Primeval Labs includes well-studied ergogenics such as betaine, glycerol, VasoDrive-AP, and citrulline to support performance, hydration, and blood flow. Best of all, we’ve made Mega Pre stimulant-free, meaning that you can take it whether you train first thing in the morning and late in the evening.

The other added bonus of having a stimulant-free pre workout is that you get to decide if you want to add any caffeine to it as well as how much to include. So often other pre workouts include truckloads of caffeine, yet very little actual performance boosters.

Mega Pre flips the script on the common pre workout narrative by removing the stimulants and focusing solely on providing the body with nutrients that improve performance, focus, and stamina.
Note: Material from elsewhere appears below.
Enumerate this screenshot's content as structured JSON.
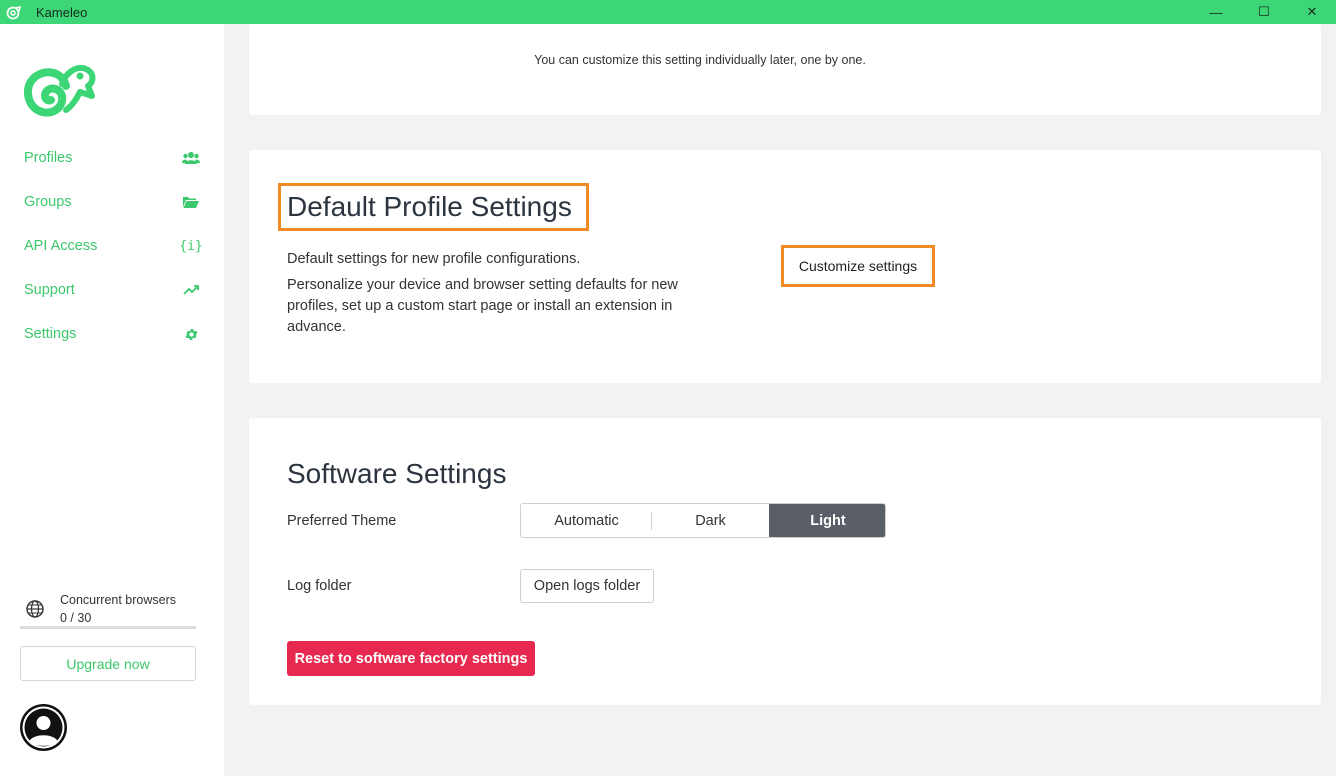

  1. Morton RW, Murphy KT, McKellar SR, et al. A systematic review, meta-analysis and meta-regression of the effect of protein supplementation on resistance training-induced gains in muscle mass and strength in healthy adults. British Journal of Sports Medicine 2018;52:376-384.
  2. Schoenfeld, B. J., & Aragon, A. A. (2018). How much protein can the body use in a single meal for muscle-building? Implications for daily protein distribution. Journal of the International Society of Sports Nutrition, 15(1), 10.
  3. Boirie Y, Dangin M, Gachon P, Vasson MP, Maubois JL, Beaufrère B. Slow and fast dietary proteins differently modulate postprandial protein accretion. Proc Natl Acad Sci U S A. 1997;94(26):14930–14935. doi:10.1073/pnas.94.26.14930
  4. Phillips, S. M. (2011). The science of muscle hypertrophy: making dietary protein count. The Proceedings of the Nutrition Society, 70(1), 100–103.
  5. Hulmi JJ, Lockwood CM, Stout JR. Effect of protein/essential amino acids and resistance training on skeletal muscle hypertrophy: A case for whey protein. Nutr Metab (Lond). 2010;7:51. Published 2010 Jun 17. doi:10.1186/1743-7075-7-51
  6. Tsintzas, K., Williams, C., Constantin-Teodosiu, D., Hultman, E., Boobis, L., & Greenhaff, P. (2000). Carbohydrate ingestion prior to exercise augments the exercise-induced activation of the pyruvate dehydrogenase complex in human skeletal muscle. Experimental Physiology, 85(5), 581–586.